November 18 is my liver-versary. On that date in 2015, I received the gift of life in the form of a gently used liver from a courageous stranger who has become my hero. Just one year prior, I was diagnosed with PBC. It was a disease unknown to me, but on my crash course to learning all I could I realized that I’d had symptoms for most of my 55 years. As I child I bruised so often my mother had me tested for leukemia. I had terrible itching and was advised to skip bubble baths and use all unscented soaps and paper products. What I thought was a year-round tan was hyper-pigmentation. And the fatigue was surely from stress, aging and menopause. But it wasn’t until I had difficulty recovering from a respiratory infection and turned yellow that we began a deep dive into what was wrong. I was fortunate to have a smart team of doctors who ran the right tests and got me in to see the right specialist. While I tried URSO, I was already stage 4 and my decline was rapid. After 3 months in hospital and with just a few days left in my transplantation window, my angel donor and a fantastic team of medical professionals gave me life. I am passionate about paying it forward by encouraging registration to be an organ, blood and tissue donor, and by educating & supporting others in a similar situation.”
When I was asked to write this I was not sure where or how to begin. One thing I do know is how fortunate I have been on this journey for the past seventeen years, starting with my family doctor who noticed an anomaly in the results of my blood tests. When my diagnosis was confirmed by the gastroenterologist I phoned my closest friend from the parking lot, by the time I was home she had researched primary biliary cirrhosis and found patient support groups and a conference!After days of dithering I phoned the Canadian support group resulting in meeting with three other patients and as a result part of my life changed! Learning more about primary biliary cirrhosis from the medical profession and online, meeting other patients, becoming a volunteer. Today, I know the awareness and knowledge I have acquired about primary biliary cirrhosis over the years has helped me to live a full life and to be as active as I wish. Today, I know that volunteering and helping where I can either by supporting a patient or helping raise funds for research gives me a great deal of personal satisfaction. Today, I know the friends I have met online and in person over the years in Canada and in England and across the world have enriched my life.

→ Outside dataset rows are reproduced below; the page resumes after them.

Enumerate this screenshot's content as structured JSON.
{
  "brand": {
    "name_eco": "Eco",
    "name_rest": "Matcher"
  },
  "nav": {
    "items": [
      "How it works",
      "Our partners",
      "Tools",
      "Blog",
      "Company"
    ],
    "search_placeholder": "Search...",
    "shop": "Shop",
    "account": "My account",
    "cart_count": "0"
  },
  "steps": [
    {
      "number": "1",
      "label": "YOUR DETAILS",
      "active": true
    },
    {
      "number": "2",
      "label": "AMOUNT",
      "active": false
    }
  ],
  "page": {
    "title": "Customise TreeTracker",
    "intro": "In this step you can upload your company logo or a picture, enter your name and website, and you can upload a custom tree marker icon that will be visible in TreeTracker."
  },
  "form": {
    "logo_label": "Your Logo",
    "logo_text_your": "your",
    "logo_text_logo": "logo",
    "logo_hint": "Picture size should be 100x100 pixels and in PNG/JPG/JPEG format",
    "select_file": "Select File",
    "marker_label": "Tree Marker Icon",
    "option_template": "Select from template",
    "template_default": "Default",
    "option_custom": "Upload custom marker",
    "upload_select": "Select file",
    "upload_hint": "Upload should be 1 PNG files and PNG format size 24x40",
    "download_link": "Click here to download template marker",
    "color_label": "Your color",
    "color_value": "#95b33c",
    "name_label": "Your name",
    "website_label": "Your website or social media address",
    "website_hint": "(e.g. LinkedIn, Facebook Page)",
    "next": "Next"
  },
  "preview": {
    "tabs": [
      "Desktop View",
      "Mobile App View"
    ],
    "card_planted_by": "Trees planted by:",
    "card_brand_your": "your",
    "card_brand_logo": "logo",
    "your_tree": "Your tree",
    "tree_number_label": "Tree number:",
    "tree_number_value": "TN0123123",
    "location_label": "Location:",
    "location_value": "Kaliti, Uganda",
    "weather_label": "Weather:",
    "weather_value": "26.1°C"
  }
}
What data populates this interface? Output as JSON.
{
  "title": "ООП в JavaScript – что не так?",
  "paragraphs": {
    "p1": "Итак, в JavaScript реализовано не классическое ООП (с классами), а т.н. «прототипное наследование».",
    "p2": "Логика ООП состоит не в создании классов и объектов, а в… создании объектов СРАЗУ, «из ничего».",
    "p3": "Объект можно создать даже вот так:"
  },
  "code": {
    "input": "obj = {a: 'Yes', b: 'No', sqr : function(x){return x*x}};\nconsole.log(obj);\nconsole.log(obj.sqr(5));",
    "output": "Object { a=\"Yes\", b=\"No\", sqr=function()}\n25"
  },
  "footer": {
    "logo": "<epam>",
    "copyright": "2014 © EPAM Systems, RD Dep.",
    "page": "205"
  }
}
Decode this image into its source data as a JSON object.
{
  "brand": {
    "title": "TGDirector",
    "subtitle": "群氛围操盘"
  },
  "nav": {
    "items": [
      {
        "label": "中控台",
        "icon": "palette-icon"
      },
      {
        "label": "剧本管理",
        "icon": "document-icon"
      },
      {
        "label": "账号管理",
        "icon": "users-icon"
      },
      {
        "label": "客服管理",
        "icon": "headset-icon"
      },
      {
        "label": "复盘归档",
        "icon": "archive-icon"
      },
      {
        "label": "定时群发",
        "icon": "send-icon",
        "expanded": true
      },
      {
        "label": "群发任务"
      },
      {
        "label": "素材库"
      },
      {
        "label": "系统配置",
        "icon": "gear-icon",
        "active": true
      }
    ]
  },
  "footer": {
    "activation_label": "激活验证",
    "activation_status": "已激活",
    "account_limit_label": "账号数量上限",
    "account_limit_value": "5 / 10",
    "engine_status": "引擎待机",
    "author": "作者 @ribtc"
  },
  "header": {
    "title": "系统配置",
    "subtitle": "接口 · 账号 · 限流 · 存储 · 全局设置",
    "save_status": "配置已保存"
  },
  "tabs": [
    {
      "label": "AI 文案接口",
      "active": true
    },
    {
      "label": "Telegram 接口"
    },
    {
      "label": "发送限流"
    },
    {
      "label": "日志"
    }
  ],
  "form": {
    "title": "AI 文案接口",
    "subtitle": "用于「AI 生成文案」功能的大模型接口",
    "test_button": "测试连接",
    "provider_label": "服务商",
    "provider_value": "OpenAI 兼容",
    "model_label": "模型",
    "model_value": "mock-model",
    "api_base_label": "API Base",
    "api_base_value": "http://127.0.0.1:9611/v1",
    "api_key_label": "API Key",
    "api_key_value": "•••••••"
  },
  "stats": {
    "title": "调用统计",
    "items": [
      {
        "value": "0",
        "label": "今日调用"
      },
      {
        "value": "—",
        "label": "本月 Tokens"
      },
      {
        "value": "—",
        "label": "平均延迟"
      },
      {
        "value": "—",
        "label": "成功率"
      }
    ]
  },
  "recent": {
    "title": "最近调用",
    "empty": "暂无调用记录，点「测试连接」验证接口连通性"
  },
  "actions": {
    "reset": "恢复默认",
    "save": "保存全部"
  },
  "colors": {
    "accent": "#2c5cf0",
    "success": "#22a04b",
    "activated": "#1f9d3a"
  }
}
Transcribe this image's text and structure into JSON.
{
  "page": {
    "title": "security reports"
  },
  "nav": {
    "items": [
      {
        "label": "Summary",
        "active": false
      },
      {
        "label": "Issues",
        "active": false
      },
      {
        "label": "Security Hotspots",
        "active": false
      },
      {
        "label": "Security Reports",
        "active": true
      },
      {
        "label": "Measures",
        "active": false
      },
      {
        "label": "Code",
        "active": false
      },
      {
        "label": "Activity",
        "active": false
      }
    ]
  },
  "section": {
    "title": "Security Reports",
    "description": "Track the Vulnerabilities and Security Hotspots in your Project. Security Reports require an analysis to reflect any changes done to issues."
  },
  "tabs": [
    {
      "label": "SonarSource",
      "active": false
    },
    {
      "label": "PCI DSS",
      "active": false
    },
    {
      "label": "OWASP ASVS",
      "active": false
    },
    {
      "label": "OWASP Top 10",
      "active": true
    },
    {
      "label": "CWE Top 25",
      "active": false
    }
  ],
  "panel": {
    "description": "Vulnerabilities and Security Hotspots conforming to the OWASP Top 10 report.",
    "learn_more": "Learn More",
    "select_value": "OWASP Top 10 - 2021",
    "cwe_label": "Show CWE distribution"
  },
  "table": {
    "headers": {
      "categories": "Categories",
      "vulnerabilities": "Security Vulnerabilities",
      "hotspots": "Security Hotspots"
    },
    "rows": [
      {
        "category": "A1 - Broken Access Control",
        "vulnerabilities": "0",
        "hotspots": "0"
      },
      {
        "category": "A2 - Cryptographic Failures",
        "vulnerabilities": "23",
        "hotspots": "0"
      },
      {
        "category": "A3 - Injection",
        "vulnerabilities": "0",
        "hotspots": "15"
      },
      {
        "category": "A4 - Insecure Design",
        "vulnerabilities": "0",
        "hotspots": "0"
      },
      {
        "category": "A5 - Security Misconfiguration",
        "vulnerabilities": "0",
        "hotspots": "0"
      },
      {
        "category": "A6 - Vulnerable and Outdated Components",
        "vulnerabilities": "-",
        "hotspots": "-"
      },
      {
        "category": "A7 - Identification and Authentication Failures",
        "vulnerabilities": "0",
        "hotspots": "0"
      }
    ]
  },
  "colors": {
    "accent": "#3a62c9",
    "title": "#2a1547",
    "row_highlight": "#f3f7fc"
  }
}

I was diagnosed after testing in Jan/Feb 2014 by a gastroenterologist/hepatologist and was started on the Urso right away. In June 2014 I opted to have the Fibroscan done in Toronto and that indicated I was in stage 3 of liver fibrosis. A year later, this July 2015 I had a repeat and it indicated I was in stage 2. The specialist told me that I am his first patient to have had the Fibroscans done. He had no answers as to why I would change stages other than “you have to remember that tests are only man’s interpretation” and to wait until I get the results from next July to get a clearer picture of what’s happening. I have a strong faith in what God can do, and your newsletters and information will be very helpful as I continue this journey in life.I’m a Registered Nurse (shift Supervisor) in long term care and worked a 12 hour nightshift last night. I’m finding the 12 hour days to exhausting so I prefer the nights as they are less demanding for the most part. Waking up at 5:00 and then working 12 hours is getting difficult to do. I have a work accommodation for no more than 2 in a row so that is helpful as well. Other than fatigue I really have no complaints 🙂 Yes, I do have an excellent Physician (Dr Murat in Huntsville). He has gone beyond his specific area of expertise with tests and follow-up. I am extremely grateful.